◆ Your task ◆
Your reply should be an exact copy of the lines from the one that holds "Give me the" to the end of the data below.

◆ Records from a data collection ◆
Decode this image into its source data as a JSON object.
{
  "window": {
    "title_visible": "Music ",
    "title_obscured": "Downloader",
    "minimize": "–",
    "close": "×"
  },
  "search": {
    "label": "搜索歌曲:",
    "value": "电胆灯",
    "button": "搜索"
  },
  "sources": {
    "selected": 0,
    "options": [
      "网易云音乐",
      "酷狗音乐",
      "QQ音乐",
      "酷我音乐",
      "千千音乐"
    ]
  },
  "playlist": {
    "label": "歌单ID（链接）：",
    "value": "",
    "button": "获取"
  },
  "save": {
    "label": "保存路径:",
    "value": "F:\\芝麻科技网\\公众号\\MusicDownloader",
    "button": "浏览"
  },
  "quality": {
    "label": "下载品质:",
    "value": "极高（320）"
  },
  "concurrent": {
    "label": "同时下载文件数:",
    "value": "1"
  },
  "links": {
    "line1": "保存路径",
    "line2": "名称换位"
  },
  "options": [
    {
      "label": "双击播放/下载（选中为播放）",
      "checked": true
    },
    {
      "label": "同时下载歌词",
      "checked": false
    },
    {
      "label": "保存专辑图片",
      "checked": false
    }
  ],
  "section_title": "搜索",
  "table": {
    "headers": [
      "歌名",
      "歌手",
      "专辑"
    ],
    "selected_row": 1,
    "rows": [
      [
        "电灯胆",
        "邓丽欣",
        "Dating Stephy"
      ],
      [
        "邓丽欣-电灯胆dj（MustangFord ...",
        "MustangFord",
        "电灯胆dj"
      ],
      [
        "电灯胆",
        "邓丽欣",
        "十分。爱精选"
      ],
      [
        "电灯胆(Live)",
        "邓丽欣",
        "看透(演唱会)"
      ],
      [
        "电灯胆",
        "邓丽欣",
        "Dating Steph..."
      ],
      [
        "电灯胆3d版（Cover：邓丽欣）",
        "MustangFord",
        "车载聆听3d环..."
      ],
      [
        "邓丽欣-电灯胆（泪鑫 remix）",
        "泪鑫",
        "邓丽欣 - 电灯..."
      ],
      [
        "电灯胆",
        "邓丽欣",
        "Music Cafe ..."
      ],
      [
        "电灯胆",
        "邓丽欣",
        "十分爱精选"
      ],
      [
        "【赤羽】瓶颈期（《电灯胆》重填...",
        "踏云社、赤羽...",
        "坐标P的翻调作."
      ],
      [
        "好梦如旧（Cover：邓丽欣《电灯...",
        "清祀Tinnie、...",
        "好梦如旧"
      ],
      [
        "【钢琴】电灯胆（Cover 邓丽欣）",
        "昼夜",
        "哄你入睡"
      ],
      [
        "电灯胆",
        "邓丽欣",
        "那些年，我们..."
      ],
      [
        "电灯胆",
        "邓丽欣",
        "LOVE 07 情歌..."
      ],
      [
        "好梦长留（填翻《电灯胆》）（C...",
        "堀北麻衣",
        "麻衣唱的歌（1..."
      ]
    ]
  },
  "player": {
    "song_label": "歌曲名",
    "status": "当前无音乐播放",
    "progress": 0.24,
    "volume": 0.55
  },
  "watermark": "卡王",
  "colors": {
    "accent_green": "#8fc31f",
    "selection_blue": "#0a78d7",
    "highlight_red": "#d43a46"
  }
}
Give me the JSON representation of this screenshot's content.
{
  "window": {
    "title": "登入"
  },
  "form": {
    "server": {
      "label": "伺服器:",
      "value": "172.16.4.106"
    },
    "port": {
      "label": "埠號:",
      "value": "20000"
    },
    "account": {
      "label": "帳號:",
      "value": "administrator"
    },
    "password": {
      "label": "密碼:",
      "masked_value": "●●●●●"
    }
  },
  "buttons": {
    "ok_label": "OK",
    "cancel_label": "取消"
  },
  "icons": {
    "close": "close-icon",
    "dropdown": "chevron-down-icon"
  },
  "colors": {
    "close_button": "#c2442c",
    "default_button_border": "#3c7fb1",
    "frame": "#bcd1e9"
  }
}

◆ Expected answer ◆
Give me the JSON representation of this screenshot's content.
{
  "window": {
    "title": "登入"
  },
  "form": {
    "server": {
      "label": "伺服器:",
      "value": "172.16.4.106"
    },
    "port": {
      "label": "埠號:",
      "value": "20000"
    },
    "account": {
      "label": "帳號:",
      "value": "administrator"
    },
    "password": {
      "label": "密碼:",
      "masked_value": "●●●●●"
    }
  },
  "buttons": {
    "ok_label": "OK",
    "cancel_label": "取消"
  },
  "icons": {
    "close": "close-icon",
    "dropdown": "chevron-down-icon"
  },
  "colors": {
    "close_button": "#c2442c",
    "default_button_border": "#3c7fb1",
    "frame": "#bcd1e9"
  }
}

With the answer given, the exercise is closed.